Legendary Trees of Asia

If you’re planning to tour Asia, try to visit these legendary trees of the continent. Each one has its own interesting stories to share; one of them was even an instrument in one of the most gruesome killings in history.

Strangler Fig Trees (Cambodia) 

Ta Prohm, a modern day name of a temple in Angkor, Cambodia, built in the late 12th and early 13th century has been left much in its original condition in which it was found including the trees with their long endless spreading roots looking like octopus tentacles coiling among the ruins that makes it one of Cambodia’s tourist attractions. The larger species are said to be either silk-cotton tree (Ceiba oentandra) or thipok (Tetrameles nudiflora), and the smaller trees are either the strangler fig (Ficcus gibbosa) or Gold Apple (Diopyros decandra).

Cedars of God (Lebanon)

The Cedars of God (Arz el Rab) is a small forest of about 400 Lebanon Cedar trees in Mount Lebanon. The trees are remnants of what used to be a thick forest in the mountains of Lebanon during biblical times. The Cedars of Lebanon are mentioned in the Bible more than 70 times. The wood was exploited by the Assyrians, Babylonians and Persians and was valued by historical figures including Herod and Julius Caesar; it was used by Solomon to build the First Temple in Jerusalem. Today, the Cedars of God is listed as a UNESCO World Heritage Site and is strictly protected by the Lebanese government.

The Great Banyan (India)

The Great Banyan (Ficus benghalensis) is a 250 year old Banyan tree that is a major tourist attraction in the Indian Botanical Gardens of Kolkata, India. With its 2880 prop-roots that occupies an area of about 14,500 sq m (1.5 has; 4 acres), the tree looks more like a forest than a single tree.

Sri Maha Bodhi (Sri Lanka)

Jaya Sri Maha Bodhi is a Fig tree that is one of the most sacred relics of Buddhists in Sri Lanka. It is said to be a cutting of the Bodhi tree of India under which Buddha attained Enlightenment. The Sacred Fig was planted in Anuradhapura, Sri Lanka by King Devanampiyatissa in the year 249 BC. Sri Maha Bodhi is the world’s oldest living human-planted tree with a known planting date

Tree of Life (Bahrain)

The Tree of Life (Shajarat al-Hayah) is a four century year old mesquite tree that stands alone in the middle of Bahrain’s barren desert. How the tree survives in the hot, parched dry land with no source of water remains a mystery.

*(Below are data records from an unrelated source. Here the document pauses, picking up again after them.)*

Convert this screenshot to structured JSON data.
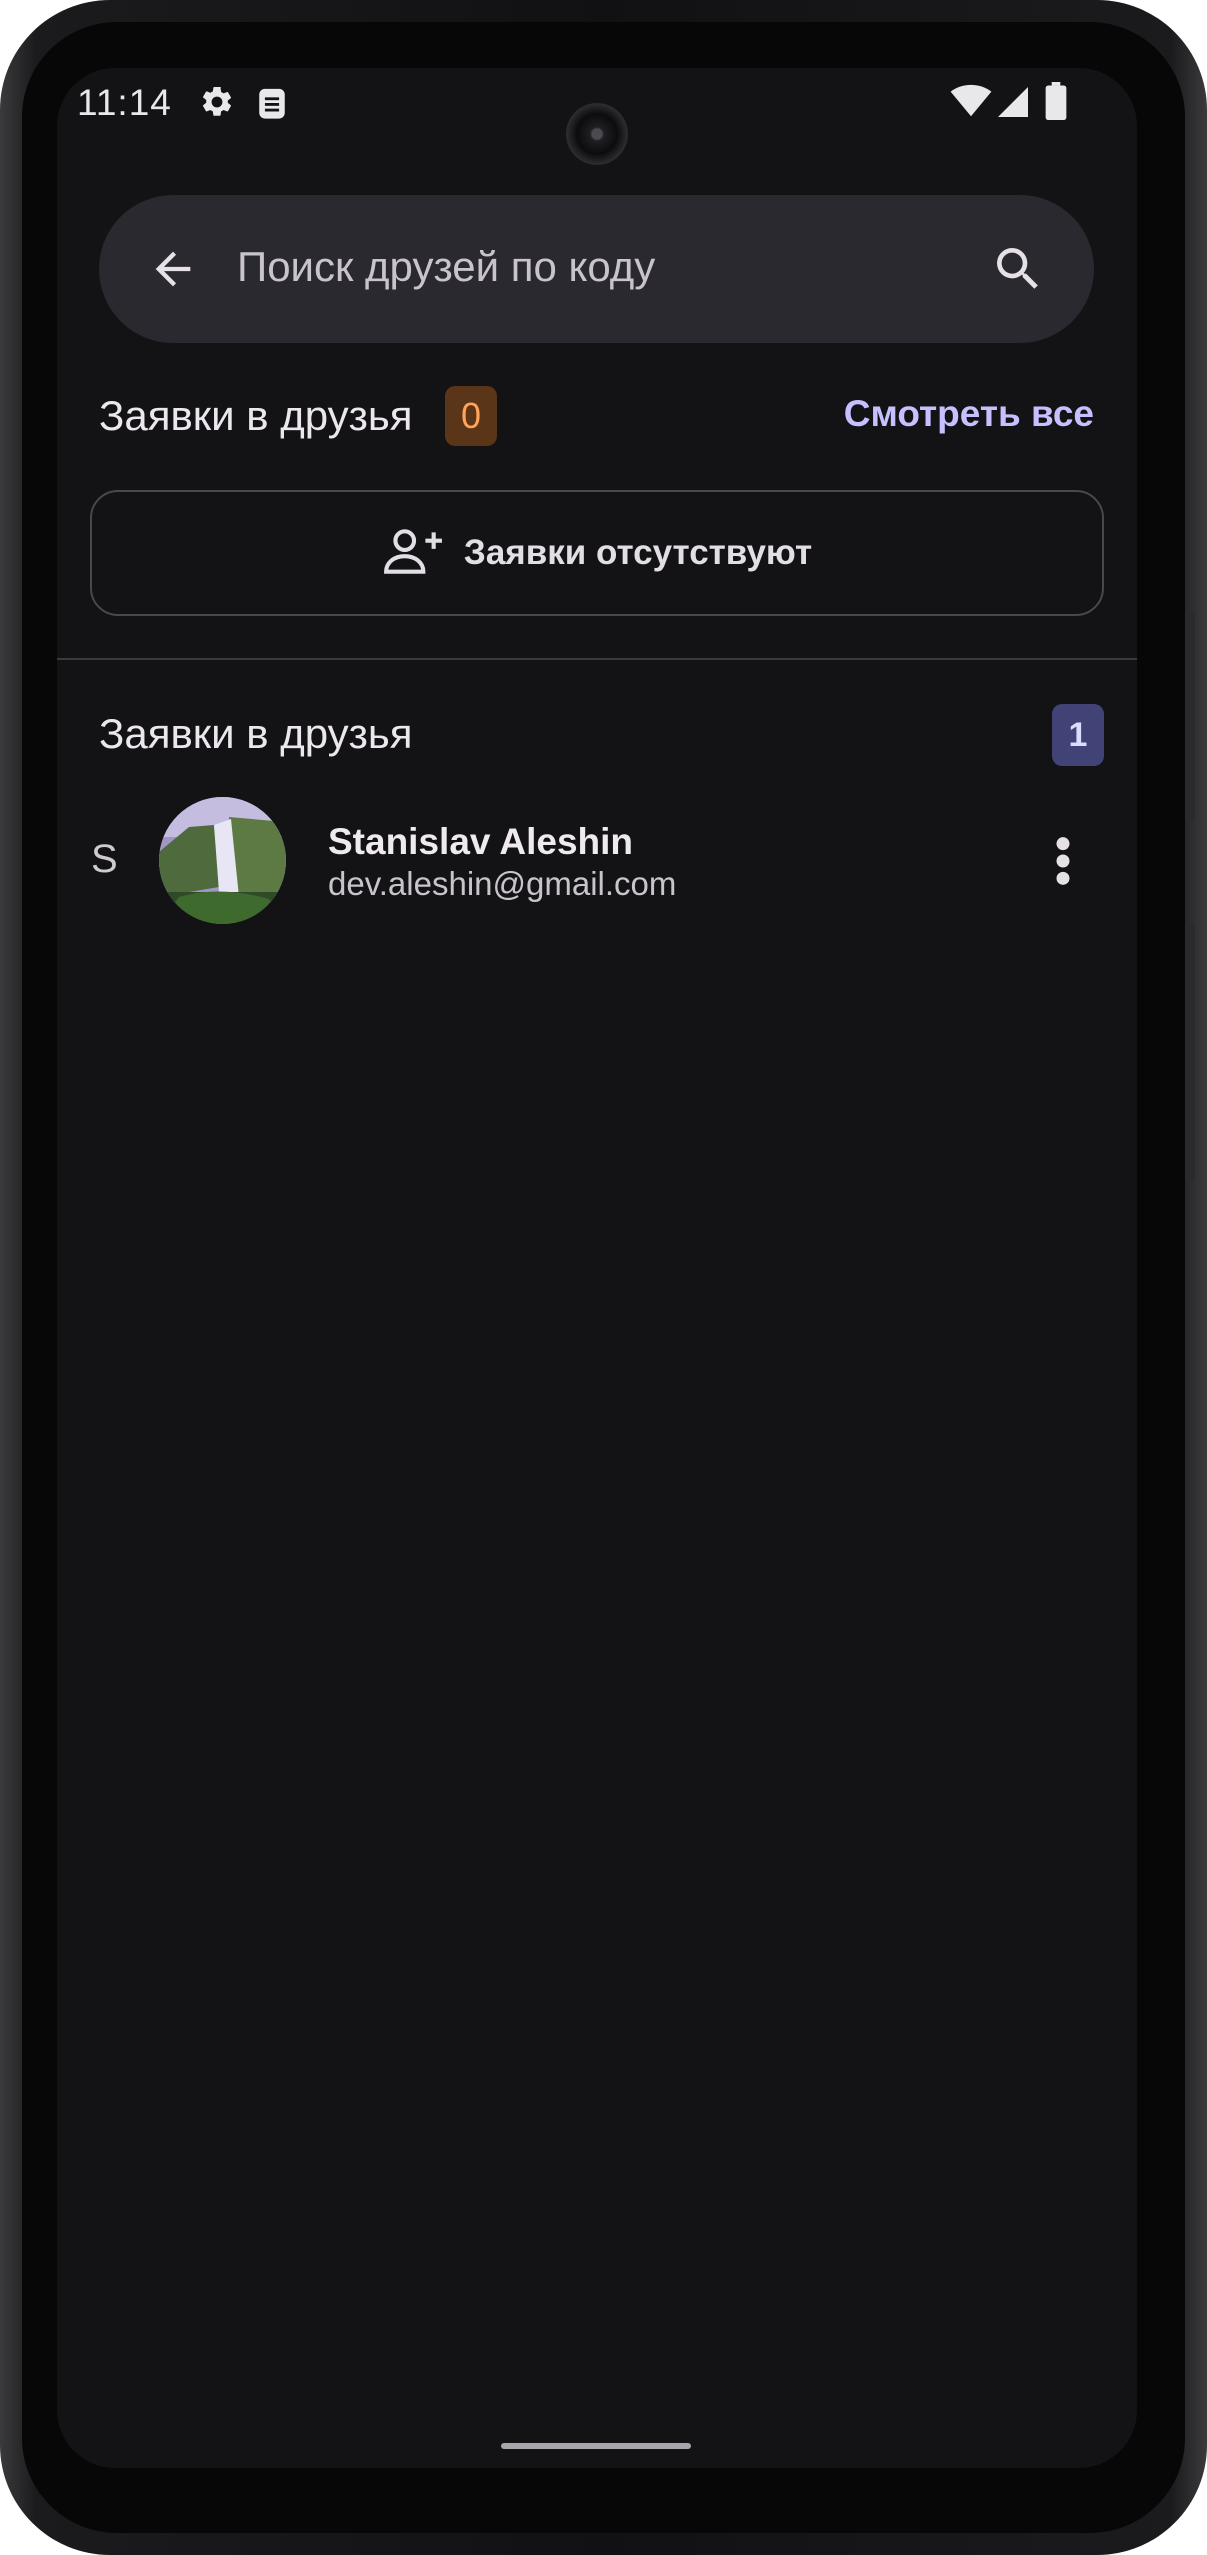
{
  "status_bar": {
    "time": "11:14",
    "icons": [
      "gear-icon",
      "clipboard-icon",
      "wifi-icon",
      "signal-icon",
      "battery-icon"
    ]
  },
  "search": {
    "placeholder": "Поиск друзей по коду"
  },
  "incoming_requests": {
    "title": "Заявки в друзья",
    "count": "0",
    "see_all": "Смотреть все",
    "empty_text": "Заявки отсутствуют"
  },
  "friends_section": {
    "title": "Заявки в друзья",
    "count": "1",
    "items": [
      {
        "letter": "S",
        "name": "Stanislav Aleshin",
        "email": "dev.aleshin@gmail.com"
      }
    ]
  },
  "colors": {
    "background": "#131316",
    "accent": "#c7c0ff",
    "badge_orange": "#ffa45a",
    "badge_purple_bg": "#414275"
  }
}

The Tree of Life is one of the top tourist attractions in Bahrain. The locals believe that the site is the actual location of the Garden of Eden.

Chankiri Tree (Cambodia)

Remember Cambodia’s Killing Fields? To refresh your memory, the Killing Fields were several places in Cambodia where at least 200,000 people were executed by the Khmer Rouge regime (1975-1979) and about 2 million were estimated to have died from the Khmer Rouge policies, including diseases and starvation. The Chankiri Tree or Killing Tree was not only a witness but an innocent instrument of the evil deeds as children and infants were slung against to kill them.